    POSITION WANTED-AS TEACHER OF THOR- ough-Bass and Elementary Harmony in School of Music. Can give reference. J. H. Coffey, Columbus, Ind.   WANTED-POSITION AS TEACHER OF PIANO in a school, by a graduate of one of the best institutions in… Read More

    Musical Items

    Pictures of the human voice thrown upon a screen at the Academy of Natural Sciences, in Philadelphia, created enthusiasm among the scientists present. It was demonstrated that the vibrations of each separate tone of the human voice possessed its own individual geometric figure. Read More

    First Prize Essay - Basis of Success in Music Teaching

    The Young Man is what he is by virtue of circumstances which are to a great degree inexplicable. His inherent character, the thoughts he permits himself to think when alone, his secret desires, and his professed ambitions spring from him as naturally as certain flowers spring from certain soils. Read More

    Second Prize Essay - Two Characteristics of the Best Methods of Teaching Music

    One method of stimulating interest is to get the pupils to ask questions concerning their work. The asking of intelligent questions on an uninteresting subject is not an easy task. An excellent recipe for finding questions is to have the pupils explain points in their lessons to older persons ignorant of music. The would-be teacher’s attempts to meet the questions of such persons with satisfactory answers will reveal to them their limitations, and suggest other questions. Their ability to explain satisfactorily such questions will awaken feelings of self-confidence and interest. We like to do what we can do well. Read More

    Third Prize Essay. Child=study: The Teacher’s Privilege and Duty.

    Child-study! What a privilege, and yet what a difficult thing! How may we best begin? There is the scientific study of children, which has been followed out, not only by those who are interested in general education, but by scientific men of our time, who have recognized that science had much to gain from an investigation of the physical growth of children, and of their social characteristics, and also of their mental, moral, and religious tendencies and development.
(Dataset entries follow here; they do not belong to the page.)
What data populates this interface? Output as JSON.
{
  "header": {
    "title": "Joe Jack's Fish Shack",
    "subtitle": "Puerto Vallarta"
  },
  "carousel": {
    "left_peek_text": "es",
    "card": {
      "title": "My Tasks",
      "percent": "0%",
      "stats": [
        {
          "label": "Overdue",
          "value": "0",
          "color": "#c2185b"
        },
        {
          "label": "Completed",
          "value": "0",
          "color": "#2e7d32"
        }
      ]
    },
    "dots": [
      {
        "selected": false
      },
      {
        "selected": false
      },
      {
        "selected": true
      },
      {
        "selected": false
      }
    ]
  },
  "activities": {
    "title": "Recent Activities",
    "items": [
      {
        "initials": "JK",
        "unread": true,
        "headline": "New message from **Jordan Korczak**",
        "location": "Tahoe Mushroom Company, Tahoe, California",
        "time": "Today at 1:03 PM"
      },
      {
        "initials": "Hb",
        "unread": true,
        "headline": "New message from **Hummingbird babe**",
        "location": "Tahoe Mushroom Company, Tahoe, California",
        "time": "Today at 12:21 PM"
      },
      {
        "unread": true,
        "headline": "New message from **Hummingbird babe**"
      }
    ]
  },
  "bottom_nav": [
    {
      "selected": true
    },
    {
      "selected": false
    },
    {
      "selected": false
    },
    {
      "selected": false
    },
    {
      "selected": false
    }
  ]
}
Read More

    Fourth Prize Essay - The Educational Value of Concerts.

    It is strange to think that there are many students of piano and voice who do not avail themselves of attendance at concerts as a means of study; who work away at home at a Beethoven sonata or a difficult aria and never dream of the inspiration received from the hearing of these works as given by a first-rate artist. Of course, there is the excuse so often heard “I really cannot afford it. My lessons and my music cost so much!” Read More

    The Violinist’s Bible.

    Some of the “Etudes” by Kreutzer and Fiorillo may, without the slightest hesitation, be declared to be of little or no merit. Often, also, the progress of these studies is illogical, if not actually absurd. But, with all their shortcomings, they are works of monumental strength, as indispensable to-day as they were many years ago, and doubtless will continue to be in the years to come. Read More

    Tuning the Violin.

    A well-known artist tells the following excellent anecdote: One Friday morning he was visited by a very small boy who carried a very large green bag. This green bag proved to contain a fiddle of the Christmas-tree variety; and, when… Read More

    The American Violiniste At Home.

    When the American girl leaves home and friends for that far-away country of golden musical hope, she little realizes that the relinquishment of customs and comforts inseparably associated with her life will cause a gap for which no “Gemuethlichkeit,” no sincere hospitality, can amply make amends. Read More

    Editorial Notes

    Too many young people who are very musical in their make-up have a decided objection to giving time and effort to studies outside of their limited musical curriculum. Every once in awhile we hear of this one quitting school to study music, and that one dropping out of college to give “all my time to my practice.” Read More



The Publisher of The Etude Will Supply Anything In Music